**SOURCE INFORMATION**.
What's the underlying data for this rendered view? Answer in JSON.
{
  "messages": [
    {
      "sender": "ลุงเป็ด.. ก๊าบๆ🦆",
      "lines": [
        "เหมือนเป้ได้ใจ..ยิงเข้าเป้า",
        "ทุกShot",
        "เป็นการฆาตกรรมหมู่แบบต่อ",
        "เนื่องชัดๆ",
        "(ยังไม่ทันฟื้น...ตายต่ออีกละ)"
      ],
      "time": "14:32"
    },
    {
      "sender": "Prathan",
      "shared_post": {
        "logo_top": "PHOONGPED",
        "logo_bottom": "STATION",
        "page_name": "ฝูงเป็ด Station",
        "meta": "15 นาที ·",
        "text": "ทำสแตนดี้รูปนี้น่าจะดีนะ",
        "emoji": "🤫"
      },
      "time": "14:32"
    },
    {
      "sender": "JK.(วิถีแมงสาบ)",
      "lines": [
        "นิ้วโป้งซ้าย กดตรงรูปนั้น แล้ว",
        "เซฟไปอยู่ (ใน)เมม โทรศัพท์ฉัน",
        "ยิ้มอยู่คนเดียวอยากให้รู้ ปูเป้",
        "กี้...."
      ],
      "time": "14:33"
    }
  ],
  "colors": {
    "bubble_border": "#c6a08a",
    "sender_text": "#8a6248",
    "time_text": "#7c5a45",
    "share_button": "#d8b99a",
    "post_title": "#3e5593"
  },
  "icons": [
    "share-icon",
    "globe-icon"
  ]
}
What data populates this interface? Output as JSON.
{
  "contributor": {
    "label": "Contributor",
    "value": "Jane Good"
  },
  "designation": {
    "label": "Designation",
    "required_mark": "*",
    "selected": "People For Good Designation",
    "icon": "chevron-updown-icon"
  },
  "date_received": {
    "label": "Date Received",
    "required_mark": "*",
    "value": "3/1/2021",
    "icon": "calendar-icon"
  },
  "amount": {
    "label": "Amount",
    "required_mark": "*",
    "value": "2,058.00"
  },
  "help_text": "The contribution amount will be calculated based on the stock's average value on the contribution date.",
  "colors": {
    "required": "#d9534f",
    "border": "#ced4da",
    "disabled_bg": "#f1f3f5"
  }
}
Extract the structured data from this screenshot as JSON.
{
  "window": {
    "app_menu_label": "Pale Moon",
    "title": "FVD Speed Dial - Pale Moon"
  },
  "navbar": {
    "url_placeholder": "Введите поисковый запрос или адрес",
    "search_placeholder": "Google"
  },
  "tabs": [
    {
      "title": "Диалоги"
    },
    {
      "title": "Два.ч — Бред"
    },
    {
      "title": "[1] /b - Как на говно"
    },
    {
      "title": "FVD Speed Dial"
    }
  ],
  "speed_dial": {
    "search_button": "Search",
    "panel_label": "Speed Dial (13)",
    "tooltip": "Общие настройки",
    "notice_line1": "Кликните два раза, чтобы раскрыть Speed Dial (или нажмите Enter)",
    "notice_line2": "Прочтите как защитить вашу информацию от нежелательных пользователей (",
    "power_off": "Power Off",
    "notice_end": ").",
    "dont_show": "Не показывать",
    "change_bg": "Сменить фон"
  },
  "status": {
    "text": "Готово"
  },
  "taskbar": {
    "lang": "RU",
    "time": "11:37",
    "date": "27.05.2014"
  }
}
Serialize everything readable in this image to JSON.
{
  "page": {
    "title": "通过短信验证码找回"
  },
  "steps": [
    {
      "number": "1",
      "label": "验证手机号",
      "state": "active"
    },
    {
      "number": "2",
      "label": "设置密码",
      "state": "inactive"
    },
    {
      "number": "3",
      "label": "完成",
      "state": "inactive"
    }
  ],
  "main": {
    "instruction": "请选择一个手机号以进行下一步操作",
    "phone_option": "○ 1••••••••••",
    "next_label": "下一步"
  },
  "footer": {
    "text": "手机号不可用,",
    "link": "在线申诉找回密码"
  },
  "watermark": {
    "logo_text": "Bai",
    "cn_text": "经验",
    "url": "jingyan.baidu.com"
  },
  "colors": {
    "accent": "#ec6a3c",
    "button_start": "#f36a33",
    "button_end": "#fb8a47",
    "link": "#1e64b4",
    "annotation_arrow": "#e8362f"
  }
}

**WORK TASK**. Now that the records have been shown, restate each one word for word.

**ANSWER BELOW**.
What's the underlying data for this rendered view? Answer in JSON.
{
  "messages": [
    {
      "sender": "ลุงเป็ด.. ก๊าบๆ🦆",
      "lines": [
        "เหมือนเป้ได้ใจ..ยิงเข้าเป้า",
        "ทุกShot",
        "เป็นการฆาตกรรมหมู่แบบต่อ",
        "เนื่องชัดๆ",
        "(ยังไม่ทันฟื้น...ตายต่ออีกละ)"
      ],
      "time": "14:32"
    },
    {
      "sender": "Prathan",
      "shared_post": {
        "logo_top": "PHOONGPED",
        "logo_bottom": "STATION",
        "page_name": "ฝูงเป็ด Station",
        "meta": "15 นาที ·",
        "text": "ทำสแตนดี้รูปนี้น่าจะดีนะ",
        "emoji": "🤫"
      },
      "time": "14:32"
    },
    {
      "sender": "JK.(วิถีแมงสาบ)",
      "lines": [
        "นิ้วโป้งซ้าย กดตรงรูปนั้น แล้ว",
        "เซฟไปอยู่ (ใน)เมม โทรศัพท์ฉัน",
        "ยิ้มอยู่คนเดียวอยากให้รู้ ปูเป้",
        "กี้...."
      ],
      "time": "14:33"
    }
  ],
  "colors": {
    "bubble_border": "#c6a08a",
    "sender_text": "#8a6248",
    "time_text": "#7c5a45",
    "share_button": "#d8b99a",
    "post_title": "#3e5593"
  },
  "icons": [
    "share-icon",
    "globe-icon"
  ]
}
What data populates this interface? Output as JSON.
{
  "contributor": {
    "label": "Contributor",
    "value": "Jane Good"
  },
  "designation": {
    "label": "Designation",
    "required_mark": "*",
    "selected": "People For Good Designation",
    "icon": "chevron-updown-icon"
  },
  "date_received": {
    "label": "Date Received",
    "required_mark": "*",
    "value": "3/1/2021",
    "icon": "calendar-icon"
  },
  "amount": {
    "label": "Amount",
    "required_mark": "*",
    "value": "2,058.00"
  },
  "help_text": "The contribution amount will be calculated based on the stock's average value on the contribution date.",
  "colors": {
    "required": "#d9534f",
    "border": "#ced4da",
    "disabled_bg": "#f1f3f5"
  }
}
Extract the structured data from this screenshot as JSON.
{
  "window": {
    "app_menu_label": "Pale Moon",
    "title": "FVD Speed Dial - Pale Moon"
  },
  "navbar": {
    "url_placeholder": "Введите поисковый запрос или адрес",
    "search_placeholder": "Google"
  },
  "tabs": [
    {
      "title": "Диалоги"
    },
    {
      "title": "Два.ч — Бред"
    },
    {
      "title": "[1] /b - Как на говно"
    },
    {
      "title": "FVD Speed Dial"
    }
  ],
  "speed_dial": {
    "search_button": "Search",
    "panel_label": "Speed Dial (13)",
    "tooltip": "Общие настройки",
    "notice_line1": "Кликните два раза, чтобы раскрыть Speed Dial (или нажмите Enter)",
    "notice_line2": "Прочтите как защитить вашу информацию от нежелательных пользователей (",
    "power_off": "Power Off",
    "notice_end": ").",
    "dont_show": "Не показывать",
    "change_bg": "Сменить фон"
  },
  "status": {
    "text": "Готово"
  },
  "taskbar": {
    "lang": "RU",
    "time": "11:37",
    "date": "27.05.2014"
  }
}
Serialize everything readable in this image to JSON.
{
  "page": {
    "title": "通过短信验证码找回"
  },
  "steps": [
    {
      "number": "1",
      "label": "验证手机号",
      "state": "active"
    },
    {
      "number": "2",
      "label": "设置密码",
      "state": "inactive"
    },
    {
      "number": "3",
      "label": "完成",
      "state": "inactive"
    }
  ],
  "main": {
    "instruction": "请选择一个手机号以进行下一步操作",
    "phone_option": "○ 1••••••••••",
    "next_label": "下一步"
  },
  "footer": {
    "text": "手机号不可用,",
    "link": "在线申诉找回密码"
  },
  "watermark": {
    "logo_text": "Bai",
    "cn_text": "经验",
    "url": "jingyan.baidu.com"
  },
  "colors": {
    "accent": "#ec6a3c",
    "button_start": "#f36a33",
    "button_end": "#fb8a47",
    "link": "#1e64b4",
    "annotation_arrow": "#e8362f"
  }
}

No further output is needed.